A FORMER member of the notorious Children of God cult has been jailed after he held a policeman at gunpoint in
Joshua Cannane, 26, pleaded guilty in the Melbourne County Court to two charges including using a firearm to resist arrest after an incident on February 26.
Court documents released this month show that Cannane, along with a female co-offender, lost a bag containing drugs and ammunition at Chirnside Park Shopping Centre.
The bag was handed in to centre management, who alerted police.
Two police officers found Cannane and his female co-offender driving in the shopping centre’s underground car park.
When the officers approached the car, Cannane, who was in the passenger seat, told officers “I’m not going back to jail” before drawing a sawn-off shotgun and pointing it at one of the policemen.
Cannane told his accomplice to drive and police eventually lost sight of the pair near
A manhunt followed, involving the police air wing, critical incident response team and special operations group. The pair were eventually found at the woman’s house in Croydon.
Judge Liz Gaynor took into account Cannane’s traumatic childhood, in which his family was involved in the Children of God cult. The closed religious community known as the Children of God gained notoriety in the early 1990s when authorities raided two of its properties and removed children amid claims of psychological abuse.
A chronic user of cannabis since the age of 14, and later amphetamines, Cannane was suffering from paranoia and believed he would be killed if returned to prison.
Cannane was previously in trouble with the law after stabbing a police officer in the head during an incident at Knox Shopping Centre in 2008.

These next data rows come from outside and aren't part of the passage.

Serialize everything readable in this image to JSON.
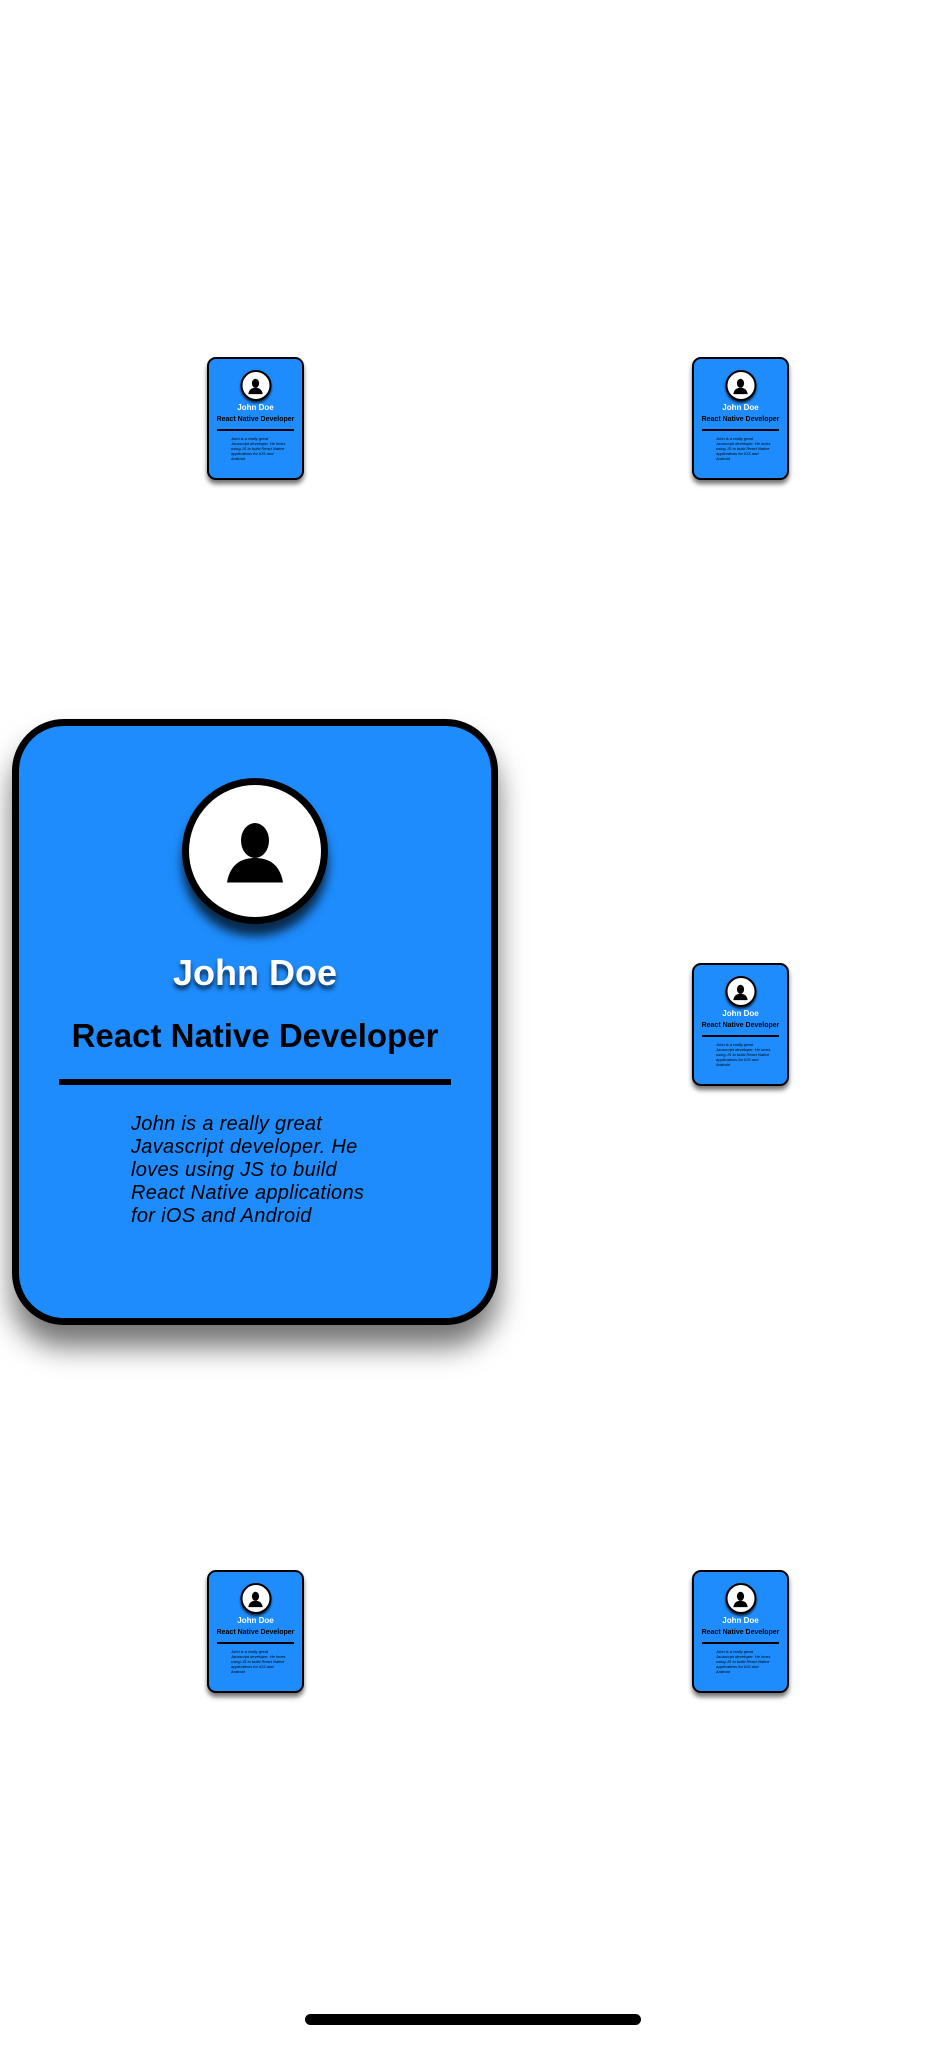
{
  "card": {
    "name": "John Doe",
    "role": "React Native Developer",
    "bio": "John is a really great Javascript developer. He loves using JS to build React Native applications for iOS and Android",
    "avatar_icon": "user-silhouette-icon",
    "background_color": "#1e8cfd",
    "border_color": "#000000"
  },
  "mini_cards": [
    {
      "name": "John Doe",
      "role": "React Native Developer",
      "bio": "John is a really great Javascript developer. He loves using JS to build React Native applications for iOS and Android"
    },
    {
      "name": "John Doe",
      "role": "React Native Developer",
      "bio": "John is a really great Javascript developer. He loves using JS to build React Native applications for iOS and Android"
    },
    {
      "name": "John Doe",
      "role": "React Native Developer",
      "bio": "John is a really great Javascript developer. He loves using JS to build React Native applications for iOS and Android"
    },
    {
      "name": "John Doe",
      "role": "React Native Developer",
      "bio": "John is a really great Javascript developer. He loves using JS to build React Native applications for iOS and Android"
    },
    {
      "name": "John Doe",
      "role": "React Native Developer",
      "bio": "John is a really great Javascript developer. He loves using JS to build React Native applications for iOS and Android"
    }
  ],
  "system": {
    "home_indicator_icon": "home-indicator"
  }
}
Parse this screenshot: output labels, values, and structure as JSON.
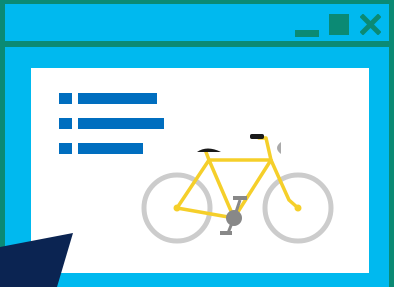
{
  "window": {
    "controls": [
      {
        "name": "minimize",
        "icon": "minimize-icon"
      },
      {
        "name": "maximize",
        "icon": "maximize-icon"
      },
      {
        "name": "close",
        "icon": "close-icon"
      }
    ]
  },
  "content": {
    "list": {
      "item_count": 3
    },
    "illustration": {
      "subject": "bicycle-icon"
    }
  },
  "colors": {
    "frame": "#0b8a74",
    "window": "#00b9ef",
    "panel": "#ffffff",
    "list": "#006ebf",
    "bike_frame": "#f5cf2a",
    "wheel": "#cccccc",
    "cursor": "#0b2452"
  }
}
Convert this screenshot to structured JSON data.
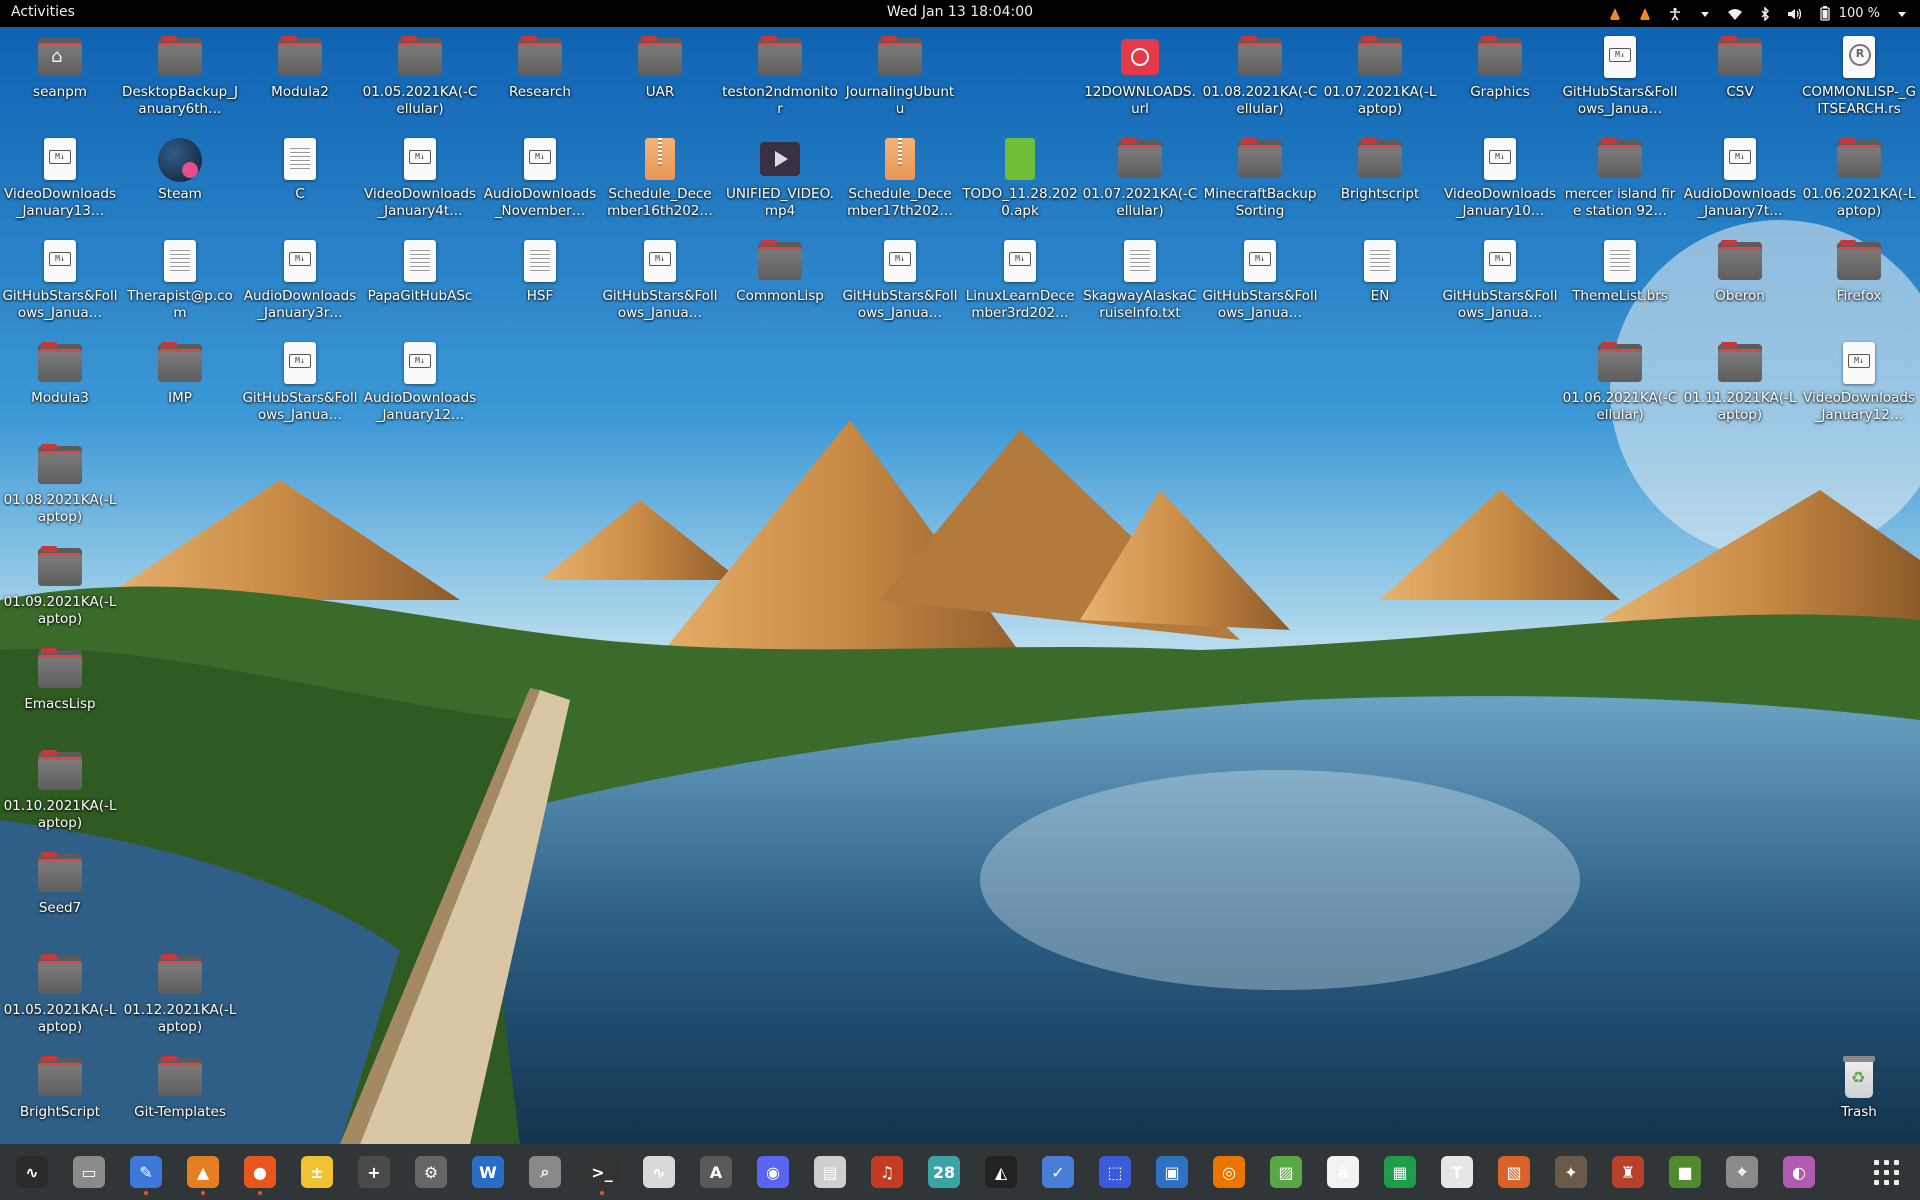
{
  "topbar": {
    "activities": "Activities",
    "clock": "Wed Jan 13  18:04:00",
    "battery": "100 %"
  },
  "desktop": {
    "icons": [
      {
        "label": "seanpm",
        "kind": "home"
      },
      {
        "label": "DesktopBackup_January6th…",
        "kind": "folder"
      },
      {
        "label": "Modula2",
        "kind": "folder"
      },
      {
        "label": "01.05.2021KA(-Cellular)",
        "kind": "folder"
      },
      {
        "label": "Research",
        "kind": "folder"
      },
      {
        "label": "UAR",
        "kind": "folder"
      },
      {
        "label": "teston2ndmonitor",
        "kind": "folder"
      },
      {
        "label": "JournalingUbuntu",
        "kind": "folder"
      },
      {
        "label": "12DOWNLOADS.url",
        "kind": "url"
      },
      {
        "label": "01.08.2021KA(-Cellular)",
        "kind": "folder"
      },
      {
        "label": "01.07.2021KA(-Laptop)",
        "kind": "folder"
      },
      {
        "label": "Graphics",
        "kind": "folder"
      },
      {
        "label": "GitHubStars&Follows_Janua…",
        "kind": "md"
      },
      {
        "label": "CSV",
        "kind": "folder"
      },
      {
        "label": "COMMONLISP-_GITSEARCH.rs",
        "kind": "rs"
      },
      {
        "label": "VideoDownloads_January13…",
        "kind": "md"
      },
      {
        "label": "Steam",
        "kind": "steam"
      },
      {
        "label": "C",
        "kind": "doc"
      },
      {
        "label": "VideoDownloads_January4t…",
        "kind": "md"
      },
      {
        "label": "AudioDownloads_November…",
        "kind": "md"
      },
      {
        "label": "Schedule_December16th202…",
        "kind": "archive"
      },
      {
        "label": "UNIFIED_VIDEO.mp4",
        "kind": "video"
      },
      {
        "label": "Schedule_December17th202…",
        "kind": "archive"
      },
      {
        "label": "TODO_11.28.2020.apk",
        "kind": "apk"
      },
      {
        "label": "01.07.2021KA(-Cellular)",
        "kind": "folder"
      },
      {
        "label": "MinecraftBackupSorting",
        "kind": "folder"
      },
      {
        "label": "Brightscript",
        "kind": "folder"
      },
      {
        "label": "VideoDownloads_January10…",
        "kind": "md"
      },
      {
        "label": "mercer island fire station 92…",
        "kind": "folder"
      },
      {
        "label": "AudioDownloads_January7t…",
        "kind": "md"
      },
      {
        "label": "01.06.2021KA(-Laptop)",
        "kind": "folder"
      },
      {
        "label": "GitHubStars&Follows_Janua…",
        "kind": "md"
      },
      {
        "label": "Therapist@p.com",
        "kind": "doc"
      },
      {
        "label": "AudioDownloads_January3r…",
        "kind": "md"
      },
      {
        "label": "PapaGitHubASc",
        "kind": "doc"
      },
      {
        "label": "HSF",
        "kind": "doc"
      },
      {
        "label": "GitHubStars&Follows_Janua…",
        "kind": "md"
      },
      {
        "label": "CommonLisp",
        "kind": "folder"
      },
      {
        "label": "GitHubStars&Follows_Janua…",
        "kind": "md"
      },
      {
        "label": "LinuxLearnDecember3rd202…",
        "kind": "md"
      },
      {
        "label": "SkagwayAlaskaCruiseInfo.txt",
        "kind": "doc"
      },
      {
        "label": "GitHubStars&Follows_Janua…",
        "kind": "md"
      },
      {
        "label": "EN",
        "kind": "doc"
      },
      {
        "label": "GitHubStars&Follows_Janua…",
        "kind": "md"
      },
      {
        "label": "ThemeList.brs",
        "kind": "doc"
      },
      {
        "label": "Oberon",
        "kind": "folder"
      },
      {
        "label": "Firefox",
        "kind": "folder"
      },
      {
        "label": "Modula3",
        "kind": "folder"
      },
      {
        "label": "IMP",
        "kind": "folder"
      },
      {
        "label": "GitHubStars&Follows_Janua…",
        "kind": "md"
      },
      {
        "label": "AudioDownloads_January12…",
        "kind": "md"
      },
      {
        "label": "01.06.2021KA(-Cellular)",
        "kind": "folder"
      },
      {
        "label": "01.11.2021KA(-Laptop)",
        "kind": "folder"
      },
      {
        "label": "VideoDownloads_January12…",
        "kind": "md"
      },
      {
        "label": "01.08.2021KA(-Laptop)",
        "kind": "folder"
      },
      {
        "label": "01.09.2021KA(-Laptop)",
        "kind": "folder"
      },
      {
        "label": "EmacsLisp",
        "kind": "folder"
      },
      {
        "label": "01.10.2021KA(-Laptop)",
        "kind": "folder"
      },
      {
        "label": "Seed7",
        "kind": "folder"
      },
      {
        "label": "01.05.2021KA(-Laptop)",
        "kind": "folder"
      },
      {
        "label": "01.12.2021KA(-Laptop)",
        "kind": "folder"
      },
      {
        "label": "BrightScript",
        "kind": "folder"
      },
      {
        "label": "Git-Templates",
        "kind": "folder"
      },
      {
        "label": "Trash",
        "kind": "trash"
      }
    ]
  },
  "dock": {
    "items": [
      {
        "name": "system-monitor-icon",
        "color": "#2b2b2b",
        "glyph": "∿",
        "running": false
      },
      {
        "name": "files-icon",
        "color": "#8a8a8a",
        "glyph": "▭",
        "running": false
      },
      {
        "name": "text-editor-icon",
        "color": "#3b78d8",
        "glyph": "✎",
        "running": true
      },
      {
        "name": "vlc-icon",
        "color": "#e67e22",
        "glyph": "▲",
        "running": true
      },
      {
        "name": "firefox-icon",
        "color": "#e8561e",
        "glyph": "●",
        "running": true
      },
      {
        "name": "calculator-icon",
        "color": "#f1c232",
        "glyph": "±",
        "running": false
      },
      {
        "name": "terminal-plus-icon",
        "color": "#4a4a4a",
        "glyph": "+",
        "running": false
      },
      {
        "name": "settings-icon",
        "color": "#666666",
        "glyph": "⚙",
        "running": false
      },
      {
        "name": "writer-icon",
        "color": "#2b6cc4",
        "glyph": "W",
        "running": false
      },
      {
        "name": "search-tool-icon",
        "color": "#888888",
        "glyph": "⌕",
        "running": false
      },
      {
        "name": "terminal-icon",
        "color": "#333333",
        "glyph": ">_",
        "running": true
      },
      {
        "name": "audio-editor-icon",
        "color": "#d9d9d9",
        "glyph": "∿",
        "running": false
      },
      {
        "name": "software-center-icon",
        "color": "#5a5a5a",
        "glyph": "A",
        "running": false
      },
      {
        "name": "discord-icon",
        "color": "#5865f2",
        "glyph": "◉",
        "running": false
      },
      {
        "name": "scanner-icon",
        "color": "#cfcfcf",
        "glyph": "▤",
        "running": false
      },
      {
        "name": "music-icon",
        "color": "#c23b22",
        "glyph": "♫",
        "running": false
      },
      {
        "name": "calendar-icon",
        "color": "#3aa3a3",
        "glyph": "28",
        "running": false
      },
      {
        "name": "inkscape-icon",
        "color": "#222222",
        "glyph": "◭",
        "running": false
      },
      {
        "name": "todo-icon",
        "color": "#4a7dd8",
        "glyph": "✓",
        "running": false
      },
      {
        "name": "screenshot-icon",
        "color": "#3b5bd8",
        "glyph": "⬚",
        "running": false
      },
      {
        "name": "virtualbox-icon",
        "color": "#2f72c4",
        "glyph": "▣",
        "running": false
      },
      {
        "name": "blender-icon",
        "color": "#ea7600",
        "glyph": "◎",
        "running": false
      },
      {
        "name": "image-viewer-icon",
        "color": "#5aa845",
        "glyph": "▨",
        "running": false
      },
      {
        "name": "character-map-icon",
        "color": "#f2f2f2",
        "glyph": "à",
        "running": false
      },
      {
        "name": "spreadsheet-icon",
        "color": "#1e9e4a",
        "glyph": "▦",
        "running": false
      },
      {
        "name": "fonts-icon",
        "color": "#e6e6e6",
        "glyph": "T",
        "running": false
      },
      {
        "name": "presentation-icon",
        "color": "#d9622b",
        "glyph": "▧",
        "running": false
      },
      {
        "name": "gimp-icon",
        "color": "#6b5a4a",
        "glyph": "✦",
        "running": false
      },
      {
        "name": "game-icon",
        "color": "#b8412c",
        "glyph": "♜",
        "running": false
      },
      {
        "name": "minecraft-icon",
        "color": "#4f8a2f",
        "glyph": "■",
        "running": false
      },
      {
        "name": "maps-icon",
        "color": "#8a8a8a",
        "glyph": "⌖",
        "running": false
      },
      {
        "name": "tweaks-icon",
        "color": "#b05ab0",
        "glyph": "◐",
        "running": false
      }
    ]
  }
}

Since that arrest, Cannane faced court numerous times for a range of offences including recklessly causing injury, unlawful assault and drug possession.
He had been attacked twice in prison and was cut with a samurai sword during his time at a share house while on bail in 2013.
Ms Gaynor said the previous attacks had fed Cannane’s paranoia of returning to prison.
“It is extremely concerning that you have such a violent history,” she told Cannane. “Ice could not be a worse drug for someone with paranoia.”
For the offences committed this year, Cannane was sentenced in September to a two-year jail term, with a 12-month non-parole period.